When and why was the Electronic Communications Code introduced?
The Electronic Communications Code was first introduced in 1984 to provide a statutory basis for telephone companies to place landline telephone equipment on land. Although the Code was subsequently extended in 2003 to cover electronic communications, it was nevertheless widely considered to be outdated, overly complex and generally unfit for purpose in the modern technological age.
The new Electronic Communications Code
The Digital Economy Act came into force on 28 December 2017 and with it came the new Electronic Communications Code. The aim of the new legislation is to future proof ongoing connectivity and facilitate the fast-evolving technologies that are a staple of modern society, such as 4G networking and fibre optic broadband. It is also designed to make it easier for telecom providers to build infrastructure.
What are the key changes to the new Electronic Communications Code?
The new Code introduces a number of key changes:
- Under the new Code, telecoms providers have statutory rights to enable the installation, maintenance and use of telecommunications equipment in order to operate their networks or provide network infrastructure. The new rights of telecoms providers are known as “Code Rights” under the new Code. The key issue is that if a landowner refuses to enter into an agreement with a telecommunications provider, that provider could take the landowner to Court to impose an order that the agreement is entered into.
- Telecom operators now have automatic rights to upgrade apparatus without requiring the agreement of, or making payment to, landowners provided there is minimal adverse visual impact or additional burden on the landowner in question. This change was brought about to speed up the development and rollout of new technologies as soon as they come to market.
- The new Code allows operators the freedom to assign a Code agreement and to share sites with other operators.
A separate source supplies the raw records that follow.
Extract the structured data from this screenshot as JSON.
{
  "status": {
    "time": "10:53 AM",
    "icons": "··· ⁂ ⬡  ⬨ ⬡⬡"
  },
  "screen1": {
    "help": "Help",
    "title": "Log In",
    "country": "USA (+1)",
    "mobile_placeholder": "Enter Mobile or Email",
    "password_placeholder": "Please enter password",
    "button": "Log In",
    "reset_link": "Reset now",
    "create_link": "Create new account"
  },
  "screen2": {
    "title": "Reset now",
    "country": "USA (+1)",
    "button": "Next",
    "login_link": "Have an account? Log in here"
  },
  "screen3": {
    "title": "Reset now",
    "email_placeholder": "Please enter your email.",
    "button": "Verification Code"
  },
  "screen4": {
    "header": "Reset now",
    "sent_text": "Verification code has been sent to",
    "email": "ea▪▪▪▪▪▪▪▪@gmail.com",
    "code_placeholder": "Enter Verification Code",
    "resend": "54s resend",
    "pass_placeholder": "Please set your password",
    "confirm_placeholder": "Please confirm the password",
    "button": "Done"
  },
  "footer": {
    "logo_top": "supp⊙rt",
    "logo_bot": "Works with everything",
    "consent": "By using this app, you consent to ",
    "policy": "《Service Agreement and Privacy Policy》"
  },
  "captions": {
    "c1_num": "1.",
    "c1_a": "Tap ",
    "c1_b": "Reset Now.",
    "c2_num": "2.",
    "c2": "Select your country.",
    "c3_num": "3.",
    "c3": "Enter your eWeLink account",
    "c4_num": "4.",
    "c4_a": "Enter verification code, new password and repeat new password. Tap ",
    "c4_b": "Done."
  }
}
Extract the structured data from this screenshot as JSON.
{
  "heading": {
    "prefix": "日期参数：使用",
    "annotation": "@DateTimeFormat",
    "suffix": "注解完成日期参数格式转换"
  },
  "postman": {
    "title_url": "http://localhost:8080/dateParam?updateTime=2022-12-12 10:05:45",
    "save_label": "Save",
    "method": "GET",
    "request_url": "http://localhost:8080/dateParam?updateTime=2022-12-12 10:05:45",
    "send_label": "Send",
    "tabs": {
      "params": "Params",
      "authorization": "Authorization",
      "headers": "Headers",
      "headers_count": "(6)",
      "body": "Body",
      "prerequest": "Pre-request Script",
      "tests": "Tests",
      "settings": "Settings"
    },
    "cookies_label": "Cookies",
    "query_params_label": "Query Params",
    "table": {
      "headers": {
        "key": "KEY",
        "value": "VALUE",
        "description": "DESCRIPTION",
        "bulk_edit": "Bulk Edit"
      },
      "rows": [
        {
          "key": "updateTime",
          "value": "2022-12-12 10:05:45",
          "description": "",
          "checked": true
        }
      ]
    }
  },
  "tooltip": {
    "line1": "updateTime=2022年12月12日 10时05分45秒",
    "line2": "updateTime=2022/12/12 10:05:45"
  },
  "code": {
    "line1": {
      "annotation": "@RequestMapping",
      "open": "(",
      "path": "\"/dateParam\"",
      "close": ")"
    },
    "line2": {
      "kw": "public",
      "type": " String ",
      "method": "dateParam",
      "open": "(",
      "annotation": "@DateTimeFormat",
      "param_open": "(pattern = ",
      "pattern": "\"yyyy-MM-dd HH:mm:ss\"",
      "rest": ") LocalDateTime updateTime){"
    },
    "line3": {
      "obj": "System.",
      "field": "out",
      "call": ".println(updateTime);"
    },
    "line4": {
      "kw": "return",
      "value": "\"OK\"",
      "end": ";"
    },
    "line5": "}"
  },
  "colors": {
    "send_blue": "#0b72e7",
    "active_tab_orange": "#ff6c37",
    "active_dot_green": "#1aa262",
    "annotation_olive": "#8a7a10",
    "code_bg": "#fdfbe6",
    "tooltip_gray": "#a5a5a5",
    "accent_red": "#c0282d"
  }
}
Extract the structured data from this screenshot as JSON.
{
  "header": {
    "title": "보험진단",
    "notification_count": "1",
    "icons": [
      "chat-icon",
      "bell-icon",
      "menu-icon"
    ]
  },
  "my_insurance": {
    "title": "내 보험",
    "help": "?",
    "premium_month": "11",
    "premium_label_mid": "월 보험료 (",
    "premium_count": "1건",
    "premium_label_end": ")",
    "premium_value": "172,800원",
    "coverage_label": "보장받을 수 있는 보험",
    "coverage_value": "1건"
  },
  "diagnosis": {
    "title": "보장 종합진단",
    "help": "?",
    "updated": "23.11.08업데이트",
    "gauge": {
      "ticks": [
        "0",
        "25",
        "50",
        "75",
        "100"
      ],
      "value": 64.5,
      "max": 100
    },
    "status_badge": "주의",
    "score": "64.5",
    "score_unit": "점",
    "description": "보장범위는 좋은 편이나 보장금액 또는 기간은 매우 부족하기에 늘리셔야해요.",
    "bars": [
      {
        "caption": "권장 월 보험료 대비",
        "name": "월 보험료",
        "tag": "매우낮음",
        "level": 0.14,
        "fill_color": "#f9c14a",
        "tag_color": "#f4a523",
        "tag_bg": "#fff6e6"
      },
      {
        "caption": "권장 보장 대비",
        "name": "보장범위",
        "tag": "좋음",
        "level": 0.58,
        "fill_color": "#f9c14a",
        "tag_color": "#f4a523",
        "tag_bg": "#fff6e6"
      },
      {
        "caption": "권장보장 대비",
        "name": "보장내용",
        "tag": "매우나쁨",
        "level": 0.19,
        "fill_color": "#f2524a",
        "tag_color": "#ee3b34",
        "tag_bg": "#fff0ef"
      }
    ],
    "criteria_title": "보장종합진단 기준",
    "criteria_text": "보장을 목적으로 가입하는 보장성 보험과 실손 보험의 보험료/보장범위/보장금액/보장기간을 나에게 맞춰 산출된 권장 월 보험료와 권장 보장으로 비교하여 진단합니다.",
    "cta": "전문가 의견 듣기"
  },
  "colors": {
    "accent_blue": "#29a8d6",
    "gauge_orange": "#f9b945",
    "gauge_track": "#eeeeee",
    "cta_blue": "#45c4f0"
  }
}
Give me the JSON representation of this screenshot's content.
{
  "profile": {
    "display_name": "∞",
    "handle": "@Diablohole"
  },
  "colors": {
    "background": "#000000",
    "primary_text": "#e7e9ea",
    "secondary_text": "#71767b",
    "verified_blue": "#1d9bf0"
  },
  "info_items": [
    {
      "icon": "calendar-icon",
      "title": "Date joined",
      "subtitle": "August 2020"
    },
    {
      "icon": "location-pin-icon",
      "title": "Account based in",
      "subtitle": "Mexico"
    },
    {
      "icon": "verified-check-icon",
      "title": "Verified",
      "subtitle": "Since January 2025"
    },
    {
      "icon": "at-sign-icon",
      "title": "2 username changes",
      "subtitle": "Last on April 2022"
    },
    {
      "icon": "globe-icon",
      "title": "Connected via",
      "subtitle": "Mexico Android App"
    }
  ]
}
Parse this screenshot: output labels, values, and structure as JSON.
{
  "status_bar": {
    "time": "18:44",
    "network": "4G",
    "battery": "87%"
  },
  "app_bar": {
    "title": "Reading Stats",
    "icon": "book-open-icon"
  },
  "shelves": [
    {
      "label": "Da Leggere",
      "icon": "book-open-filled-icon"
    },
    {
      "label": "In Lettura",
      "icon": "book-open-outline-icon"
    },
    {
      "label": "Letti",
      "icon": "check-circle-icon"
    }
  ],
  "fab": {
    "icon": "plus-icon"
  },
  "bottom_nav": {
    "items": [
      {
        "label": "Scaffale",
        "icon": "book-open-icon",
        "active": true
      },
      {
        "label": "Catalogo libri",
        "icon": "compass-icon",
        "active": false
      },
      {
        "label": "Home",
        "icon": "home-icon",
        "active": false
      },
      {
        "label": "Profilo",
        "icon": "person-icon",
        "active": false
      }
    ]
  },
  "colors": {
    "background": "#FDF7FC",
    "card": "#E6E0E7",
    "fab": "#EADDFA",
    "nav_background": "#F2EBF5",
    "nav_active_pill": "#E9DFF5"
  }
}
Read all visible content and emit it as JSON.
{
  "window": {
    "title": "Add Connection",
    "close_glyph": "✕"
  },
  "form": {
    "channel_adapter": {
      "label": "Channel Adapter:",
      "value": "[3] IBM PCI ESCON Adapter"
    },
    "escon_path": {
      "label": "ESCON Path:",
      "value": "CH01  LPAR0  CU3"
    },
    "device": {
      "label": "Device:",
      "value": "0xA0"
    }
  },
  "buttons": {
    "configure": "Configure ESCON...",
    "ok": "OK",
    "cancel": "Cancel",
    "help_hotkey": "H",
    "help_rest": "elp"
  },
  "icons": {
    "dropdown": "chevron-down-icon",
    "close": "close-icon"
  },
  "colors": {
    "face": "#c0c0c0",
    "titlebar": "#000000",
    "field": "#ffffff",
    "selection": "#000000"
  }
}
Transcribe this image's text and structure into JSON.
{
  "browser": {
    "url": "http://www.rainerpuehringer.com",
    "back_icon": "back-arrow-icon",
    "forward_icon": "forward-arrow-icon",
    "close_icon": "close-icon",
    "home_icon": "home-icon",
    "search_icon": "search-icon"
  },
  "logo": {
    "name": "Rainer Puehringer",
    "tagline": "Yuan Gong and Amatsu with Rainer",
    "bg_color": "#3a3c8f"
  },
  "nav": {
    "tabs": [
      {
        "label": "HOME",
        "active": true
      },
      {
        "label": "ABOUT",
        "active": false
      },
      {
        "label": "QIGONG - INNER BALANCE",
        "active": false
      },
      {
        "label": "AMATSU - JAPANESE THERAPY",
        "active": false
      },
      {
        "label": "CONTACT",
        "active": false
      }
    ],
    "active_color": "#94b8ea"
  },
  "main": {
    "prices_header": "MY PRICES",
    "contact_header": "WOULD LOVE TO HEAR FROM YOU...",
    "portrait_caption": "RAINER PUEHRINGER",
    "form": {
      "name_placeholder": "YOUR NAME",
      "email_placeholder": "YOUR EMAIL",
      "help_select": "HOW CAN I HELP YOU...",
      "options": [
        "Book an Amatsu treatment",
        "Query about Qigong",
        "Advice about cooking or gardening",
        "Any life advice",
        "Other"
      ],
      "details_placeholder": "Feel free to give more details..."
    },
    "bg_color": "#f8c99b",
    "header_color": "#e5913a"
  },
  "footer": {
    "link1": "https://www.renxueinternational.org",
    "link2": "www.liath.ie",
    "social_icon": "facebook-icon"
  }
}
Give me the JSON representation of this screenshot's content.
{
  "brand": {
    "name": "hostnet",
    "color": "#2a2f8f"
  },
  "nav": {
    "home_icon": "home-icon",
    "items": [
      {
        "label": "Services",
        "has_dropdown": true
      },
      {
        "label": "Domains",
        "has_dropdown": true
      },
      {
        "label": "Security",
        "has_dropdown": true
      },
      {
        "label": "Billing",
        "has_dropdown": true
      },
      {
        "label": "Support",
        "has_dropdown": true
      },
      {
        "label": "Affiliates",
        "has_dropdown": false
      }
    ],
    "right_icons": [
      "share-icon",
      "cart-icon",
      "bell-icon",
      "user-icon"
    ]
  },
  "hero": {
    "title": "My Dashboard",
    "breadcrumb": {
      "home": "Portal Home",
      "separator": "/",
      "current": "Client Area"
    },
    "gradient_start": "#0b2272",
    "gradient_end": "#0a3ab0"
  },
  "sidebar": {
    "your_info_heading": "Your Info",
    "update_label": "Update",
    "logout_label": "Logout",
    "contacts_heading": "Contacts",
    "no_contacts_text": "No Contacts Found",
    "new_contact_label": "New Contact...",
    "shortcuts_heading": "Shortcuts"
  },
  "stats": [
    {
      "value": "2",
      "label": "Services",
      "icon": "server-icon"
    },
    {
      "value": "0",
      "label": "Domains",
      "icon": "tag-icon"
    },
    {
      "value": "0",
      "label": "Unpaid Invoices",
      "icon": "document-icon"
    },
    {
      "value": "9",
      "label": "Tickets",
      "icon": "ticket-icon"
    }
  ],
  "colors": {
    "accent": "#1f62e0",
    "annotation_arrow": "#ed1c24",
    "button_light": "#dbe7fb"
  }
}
This flexibility reflects the needs of a rapidly evolving market in which the main operators have already consolidated their sites through joint ventures and site sharing in an effort to reduce operating costs.
- Unlike the old Code, the new Code does not provide expressly for landowners to be able to relocate apparatus.
- The old Code enabled operators to benefit from the security of tenure under both the Landlord and Tenant Act 1954 and the Code. That double layer of protection is now removed meaning that where a landowner has a genuine need to recover possession it should be able to do so under the applicable regime. Where the primary purpose of an agreement is to grant Code rights, that agreement will be excluded from the Landlord and Tenant Act 1954 automatically.
- The new Code also replaces the pre-existing regime for terminating telecoms agreements. Landowners will have to serve 18 months’ notice on operators to terminate a Code agreement. The operator will have 3 months from the date of the notice to serve a counter-notice stating that it does not want the agreement to come to an end. If the operator serves a counter-notice, it then must apply to the Court for an order that the agreement should continue. If no counter-notice is served or application made then the agreement will come to an end following the expiry of the 18 months’ notice.
- Landowners can expect to receive lower rental payments for having equipment installed on their land, especially where the underlying value of the land is low. This is because the basis of valuation will shift from market value payments to the notion of ‘no-scheme’ value which is based on the underlying value of the land. The calculation now excludes any value attributable to the proposed network use or attributable to the enhanced rights to share use or upgrade equipment and to assume there are other sites the operator could use. In future, therefore, the rent will reflect the value of other possible uses to which the site – typically, only a small area – could be put.
What action can you take if you do not want telecoms equipment on your land?
Ultimately, the telecoms provider will discuss the agreement that it wishes to offer you to install equipment on your land. However, if you refuse to allow the provider to use your land, they can take you to Court. The Court will consider three elements:
- Is the prejudice to you as a landowner adequately compensated by money? You have the right to provide evidence of how the change to the use of your land might affect your livelihood. If the telecommunications provider does not offer payment to compensate this, the Court may rule in your favour.
- Does the public interest in having the telecoms system installed outweigh your prejudice? The telecommunications provider may argue that there is a demand for the service in the area, but if you can prove otherwise, or you live in a remote location, you may be able to argue to the contrary.
- Is the land intended for development? If the telecoms provider installs equipment on your land, you may not be able to develop it. If you have plans to develop the land, you must make this clear to the Court, as it is may refuse the telecommunications provider permission on this basis.
Does the new Electronic Communications Code affect existing agreements?
Elements of the new Code apply to existing contracts but the transitional provisions exclude the reassignment of Code rights and the upgrading provisions from existing contracts. Most new conditions of the new Code will become enforceable when an existing contract is renewed.
Overall, what does the new Electronic Communications Code mean to the economy?
The changes to the Electronic Communications Code strengthen the ability of telecommunication providers and operators to develop new technologies more quickly at less cost. This means that as a country, we will be able to get the most innovative technology faster.
However, for the landowners we rely on to provide the space for this equipment to be installed, the deal is less attractive than before, with landowners generally having fewer opportunities to object to, and receiving less money for, use of their land.
This change in legislation is a positive move towards a more connected country but the fairness of the new Code to landowners who may be involved is questionable.